Skip to Content
HomeAbout this siteHelpSearch this site The Library of Congress
America's Story from America's LibraryMeet Amazing AmericansJump Back in TimeExplore the StatesJoin America at PlaySee, Hear and Sing
Meet Amazing Americans Musicians & Composers Leonard Bernstein
Photo of Leonard Bernstein, Carnegie Hall, New York, N.Y., between 1946 and 1948.
Conductor Leonard Bernstein

Enlarge this image
Born: August 25, 1918
Died: October 14, 1990

Leonard Bernstein was a pioneer in the field of music. He was the first internationally acclaimed American-born orchestra conductor. Before Bernstein, all the great orchestras in Europe, as well as America, were led by someone from Europe or Asia. Bernstein traveled the world as a conductor and encouraged appreciation of the music of American composers, especially Aaron Copland. Bernstein not only composed classical works but also wrote music for Broadway, including West Side Story (1957) and On the Town (1944). For much of his life, he worked closely with the New York Philharmonic, with which he made several international tours and recordings.

More Stories

Choose another Musician or Composer

More Stories About Leonard Bernstein
Leonard Bernstein
An Overnight Sensation
"Leonard Bernstein's Debut"
Shakespeare for the 1950s
"Leonard Bernstein's West Side Story"
Young People's Concerts
"Leonard Bernstein's Young People's Concerts"

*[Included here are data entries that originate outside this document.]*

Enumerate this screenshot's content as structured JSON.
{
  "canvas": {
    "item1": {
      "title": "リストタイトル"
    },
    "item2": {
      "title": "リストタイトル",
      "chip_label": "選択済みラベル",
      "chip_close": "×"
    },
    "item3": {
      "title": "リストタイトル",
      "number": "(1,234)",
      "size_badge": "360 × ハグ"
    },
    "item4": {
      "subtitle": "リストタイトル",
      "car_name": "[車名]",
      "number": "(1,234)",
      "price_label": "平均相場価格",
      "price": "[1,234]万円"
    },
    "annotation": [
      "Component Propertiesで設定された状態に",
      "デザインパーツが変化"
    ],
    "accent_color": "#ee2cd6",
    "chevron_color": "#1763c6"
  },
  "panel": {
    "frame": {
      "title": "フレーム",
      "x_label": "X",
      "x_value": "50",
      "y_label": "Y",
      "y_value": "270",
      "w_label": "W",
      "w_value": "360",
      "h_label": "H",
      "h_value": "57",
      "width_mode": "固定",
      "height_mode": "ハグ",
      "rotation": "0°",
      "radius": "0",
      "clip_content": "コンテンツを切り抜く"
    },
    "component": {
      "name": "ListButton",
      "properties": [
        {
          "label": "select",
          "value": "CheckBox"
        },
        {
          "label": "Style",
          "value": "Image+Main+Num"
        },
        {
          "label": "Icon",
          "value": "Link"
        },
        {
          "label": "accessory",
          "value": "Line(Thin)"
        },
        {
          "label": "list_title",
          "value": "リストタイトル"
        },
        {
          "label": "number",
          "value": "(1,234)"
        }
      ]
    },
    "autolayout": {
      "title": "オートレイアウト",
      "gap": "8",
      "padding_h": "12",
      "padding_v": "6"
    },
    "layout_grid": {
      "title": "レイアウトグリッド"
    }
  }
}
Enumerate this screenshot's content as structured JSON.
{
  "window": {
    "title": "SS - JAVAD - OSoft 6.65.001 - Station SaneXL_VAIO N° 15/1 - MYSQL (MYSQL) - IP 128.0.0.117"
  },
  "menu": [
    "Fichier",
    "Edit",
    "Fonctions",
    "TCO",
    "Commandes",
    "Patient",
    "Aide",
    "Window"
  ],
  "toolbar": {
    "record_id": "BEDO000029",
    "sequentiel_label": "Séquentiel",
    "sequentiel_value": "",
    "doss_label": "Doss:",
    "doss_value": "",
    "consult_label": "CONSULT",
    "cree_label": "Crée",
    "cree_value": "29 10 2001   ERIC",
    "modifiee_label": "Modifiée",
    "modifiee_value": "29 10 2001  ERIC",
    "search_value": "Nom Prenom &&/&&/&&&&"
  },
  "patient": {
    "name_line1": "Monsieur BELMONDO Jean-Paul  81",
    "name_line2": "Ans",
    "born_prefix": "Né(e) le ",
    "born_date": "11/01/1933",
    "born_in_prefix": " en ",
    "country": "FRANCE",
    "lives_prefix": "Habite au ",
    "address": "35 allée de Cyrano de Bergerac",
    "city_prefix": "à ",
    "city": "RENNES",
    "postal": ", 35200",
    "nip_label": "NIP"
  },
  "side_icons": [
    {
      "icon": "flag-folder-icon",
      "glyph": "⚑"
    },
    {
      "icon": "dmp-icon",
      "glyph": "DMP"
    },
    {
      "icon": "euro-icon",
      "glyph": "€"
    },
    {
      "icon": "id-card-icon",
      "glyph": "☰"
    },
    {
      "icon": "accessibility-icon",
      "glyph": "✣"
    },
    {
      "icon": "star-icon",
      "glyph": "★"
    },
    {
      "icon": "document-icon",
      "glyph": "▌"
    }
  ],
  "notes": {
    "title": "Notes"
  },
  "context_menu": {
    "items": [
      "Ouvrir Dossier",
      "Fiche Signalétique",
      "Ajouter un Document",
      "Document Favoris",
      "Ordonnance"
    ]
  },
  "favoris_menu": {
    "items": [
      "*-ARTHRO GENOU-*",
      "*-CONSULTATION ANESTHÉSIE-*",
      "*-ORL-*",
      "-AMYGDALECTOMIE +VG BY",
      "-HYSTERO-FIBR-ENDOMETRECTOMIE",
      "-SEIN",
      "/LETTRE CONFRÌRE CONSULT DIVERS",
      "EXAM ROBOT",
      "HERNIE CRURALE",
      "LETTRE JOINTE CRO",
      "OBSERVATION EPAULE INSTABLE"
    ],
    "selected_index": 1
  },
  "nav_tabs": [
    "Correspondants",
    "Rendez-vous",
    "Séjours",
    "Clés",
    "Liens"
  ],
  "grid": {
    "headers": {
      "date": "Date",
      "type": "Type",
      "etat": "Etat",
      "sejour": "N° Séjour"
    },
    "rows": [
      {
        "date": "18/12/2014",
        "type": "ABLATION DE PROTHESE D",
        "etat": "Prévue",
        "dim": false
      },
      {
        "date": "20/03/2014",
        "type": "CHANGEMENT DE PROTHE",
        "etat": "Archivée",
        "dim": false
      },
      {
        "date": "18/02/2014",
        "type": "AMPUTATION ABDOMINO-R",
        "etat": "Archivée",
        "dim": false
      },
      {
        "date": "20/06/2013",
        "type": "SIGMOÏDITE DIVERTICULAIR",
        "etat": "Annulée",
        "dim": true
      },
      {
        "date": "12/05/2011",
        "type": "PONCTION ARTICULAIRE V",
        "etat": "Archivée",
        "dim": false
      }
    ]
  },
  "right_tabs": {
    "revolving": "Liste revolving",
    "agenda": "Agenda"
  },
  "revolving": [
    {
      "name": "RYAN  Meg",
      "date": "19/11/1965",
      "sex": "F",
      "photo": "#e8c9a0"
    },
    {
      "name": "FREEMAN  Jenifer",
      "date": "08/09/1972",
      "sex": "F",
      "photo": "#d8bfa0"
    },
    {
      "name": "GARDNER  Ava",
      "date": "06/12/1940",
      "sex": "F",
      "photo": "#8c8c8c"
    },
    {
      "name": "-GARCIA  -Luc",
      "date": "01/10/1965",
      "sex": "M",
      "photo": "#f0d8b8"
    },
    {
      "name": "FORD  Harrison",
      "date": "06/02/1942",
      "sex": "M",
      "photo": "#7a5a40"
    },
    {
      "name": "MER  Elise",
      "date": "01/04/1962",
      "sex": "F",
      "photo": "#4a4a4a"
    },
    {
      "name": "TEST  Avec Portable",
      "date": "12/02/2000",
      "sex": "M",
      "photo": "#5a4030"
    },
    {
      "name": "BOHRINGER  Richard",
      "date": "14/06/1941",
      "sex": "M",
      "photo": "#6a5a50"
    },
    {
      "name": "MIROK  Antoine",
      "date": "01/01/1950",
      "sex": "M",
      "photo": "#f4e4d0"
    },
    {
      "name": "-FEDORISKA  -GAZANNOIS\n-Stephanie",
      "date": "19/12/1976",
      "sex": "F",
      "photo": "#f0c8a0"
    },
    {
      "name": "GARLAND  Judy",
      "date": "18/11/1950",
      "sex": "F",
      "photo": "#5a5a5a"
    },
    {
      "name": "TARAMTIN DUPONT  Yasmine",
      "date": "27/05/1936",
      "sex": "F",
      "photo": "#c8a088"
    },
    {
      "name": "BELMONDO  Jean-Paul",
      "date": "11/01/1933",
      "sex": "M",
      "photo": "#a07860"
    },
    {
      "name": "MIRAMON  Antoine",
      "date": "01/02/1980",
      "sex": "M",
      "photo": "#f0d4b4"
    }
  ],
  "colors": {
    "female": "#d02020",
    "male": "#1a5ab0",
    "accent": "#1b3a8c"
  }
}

Library Of Congress | Legal Notices | Privacy | Site Map | Contact Us